#### [YOUR INSTRUCTIONS]
Set down all of the entries exactly, leaving nothing out.

#### [EXTRACTED INFORMATION]
☆ ☆ ☆ ☆
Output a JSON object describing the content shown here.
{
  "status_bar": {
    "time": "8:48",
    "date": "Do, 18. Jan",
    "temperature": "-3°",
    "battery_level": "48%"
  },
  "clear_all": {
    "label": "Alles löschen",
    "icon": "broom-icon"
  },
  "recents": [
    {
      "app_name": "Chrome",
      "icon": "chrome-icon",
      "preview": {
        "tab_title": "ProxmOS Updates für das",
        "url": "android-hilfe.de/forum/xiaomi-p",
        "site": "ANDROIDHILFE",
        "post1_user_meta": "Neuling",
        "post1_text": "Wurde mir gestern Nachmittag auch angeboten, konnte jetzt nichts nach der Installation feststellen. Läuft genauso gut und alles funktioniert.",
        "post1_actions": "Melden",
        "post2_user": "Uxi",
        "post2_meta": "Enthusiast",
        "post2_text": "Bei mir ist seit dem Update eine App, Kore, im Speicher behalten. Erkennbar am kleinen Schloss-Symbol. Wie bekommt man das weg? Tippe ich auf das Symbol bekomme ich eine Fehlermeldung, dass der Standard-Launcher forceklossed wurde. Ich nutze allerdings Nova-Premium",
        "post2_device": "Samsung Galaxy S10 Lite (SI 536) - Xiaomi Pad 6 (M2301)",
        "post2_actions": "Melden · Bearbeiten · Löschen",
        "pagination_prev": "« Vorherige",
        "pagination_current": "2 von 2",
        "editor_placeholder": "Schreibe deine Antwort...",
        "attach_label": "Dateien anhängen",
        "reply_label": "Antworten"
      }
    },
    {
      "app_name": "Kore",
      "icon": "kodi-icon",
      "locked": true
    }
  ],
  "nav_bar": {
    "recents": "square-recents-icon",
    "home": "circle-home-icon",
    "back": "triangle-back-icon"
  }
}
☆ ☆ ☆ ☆
#### [RESPONSE TO THE TASK]
Output a JSON object describing the content shown here.
{
  "status_bar": {
    "time": "8:48",
    "date": "Do, 18. Jan",
    "temperature": "-3°",
    "battery_level": "48%"
  },
  "clear_all": {
    "label": "Alles löschen",
    "icon": "broom-icon"
  },
  "recents": [
    {
      "app_name": "Chrome",
      "icon": "chrome-icon",
      "preview": {
        "tab_title": "ProxmOS Updates für das",
        "url": "android-hilfe.de/forum/xiaomi-p",
        "site": "ANDROIDHILFE",
        "post1_user_meta": "Neuling",
        "post1_text": "Wurde mir gestern Nachmittag auch angeboten, konnte jetzt nichts nach der Installation feststellen. Läuft genauso gut und alles funktioniert.",
        "post1_actions": "Melden",
        "post2_user": "Uxi",
        "post2_meta": "Enthusiast",
        "post2_text": "Bei mir ist seit dem Update eine App, Kore, im Speicher behalten. Erkennbar am kleinen Schloss-Symbol. Wie bekommt man das weg? Tippe ich auf das Symbol bekomme ich eine Fehlermeldung, dass der Standard-Launcher forceklossed wurde. Ich nutze allerdings Nova-Premium",
        "post2_device": "Samsung Galaxy S10 Lite (SI 536) - Xiaomi Pad 6 (M2301)",
        "post2_actions": "Melden · Bearbeiten · Löschen",
        "pagination_prev": "« Vorherige",
        "pagination_current": "2 von 2",
        "editor_placeholder": "Schreibe deine Antwort...",
        "attach_label": "Dateien anhängen",
        "reply_label": "Antworten"
      }
    },
    {
      "app_name": "Kore",
      "icon": "kodi-icon",
      "locked": true
    }
  ],
  "nav_bar": {
    "recents": "square-recents-icon",
    "home": "circle-home-icon",
    "back": "triangle-back-icon"
  }
}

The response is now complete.